The true nature of 'crowdlearn' and 'crowdwork' was the focus of a Cedefop seminar, where experts discussed whether online platform work can be an enabler for professionals or just masking 'dependent' employment.

The research and analysis findings of the Agency's unique Crowdlearn project were presented at Cedefop’s webinar '2030 on the horizon: skills in the online platform economy' with participants reflecting on their implications for European skills and education policy. The event attracted almost 100 people, an audience of policy analysts, researchers, platform economy stakeholders and social partners.

Cedefop implemented the CrowdLearn project during 2017 - 2019 in order to provide insights on skills and learning in the online platform economy. As the coronavirus pandemic highlighted the vast opportunities of working and learning digitally, boundaries between traditional and ‘atypical’ work became blurred, and this is exemplified by the rise of online ‘platform’ work, also known as ‘crowdwork’.

Cedefop’s Head of department of vocational education and training (VET) and skills, Antonio Rianieri and expert Konstantinos Pouliakas presented the Agency’s work on these CrowdLearn surveys, which are the first systematic approaches to examine how EU platform workers develop their skills and how they are matched to client demands.

2030 on the horizon: skills in the online platform economy

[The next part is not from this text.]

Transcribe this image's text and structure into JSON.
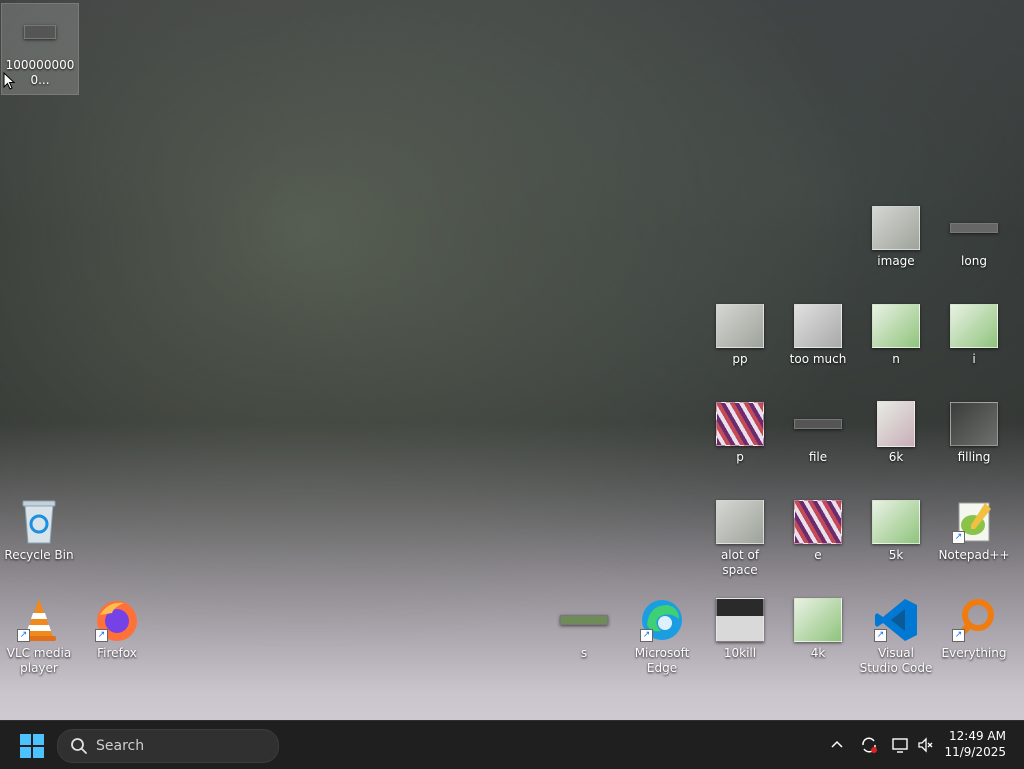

The two CrowdLearn surveys Cedefop conducted were focused on EU workers who were active on some of the most prominent online labour platforms (UpWork, PeoplePerHour, Fiverr, Amazon Mechanical Turk). The first survey examined how online freelance platform workers engage in workplace learning, skill formation and skills matching, while the second one focused on microworkers. The data of the two surveys were used to analyse workers’ tasks, learning practices, skill development and personal motivations for engaging in platform work.

Some participants argued that the increasing use of online labour platforms as job market matchmakers can have many advantages, like the enablement of socially excluded individuals to overcome labour market barriers, increase earnings, improve work-life balance and develop new skills to build or expand their career.

'A great opportunity'

New forms of employment, such as platform work, – they said – can be a great opportunity allowing individuals to access international markets with greater work flexibility, and there are a number of key factors that may inhibit ‘’healthy’’ skill formation, development and matching processes in platform work.

Other experts, though, view crowdwork more as an extreme form of digital solo-entrepreneurship that conceal precarious employment.

The event also featured a panel discussion with leading experts, policy makers and social partners on how to improve skill development and matching policies for platform work.

Recent research and analysis using the unique Crowdlearn dataset was presented by experts from the Copenhagen Business School and Oxford Internet Institute, University of Oxford.

As Mr Ranieri noted, Cedefop has been working extensively, and will continue to work, on mapping the skills demanded in online platform work by cooperating with Eurostat to explore the possibilities on establishing a regular and reliable pipeline of real-time data based on web-scraping of online labour platforms.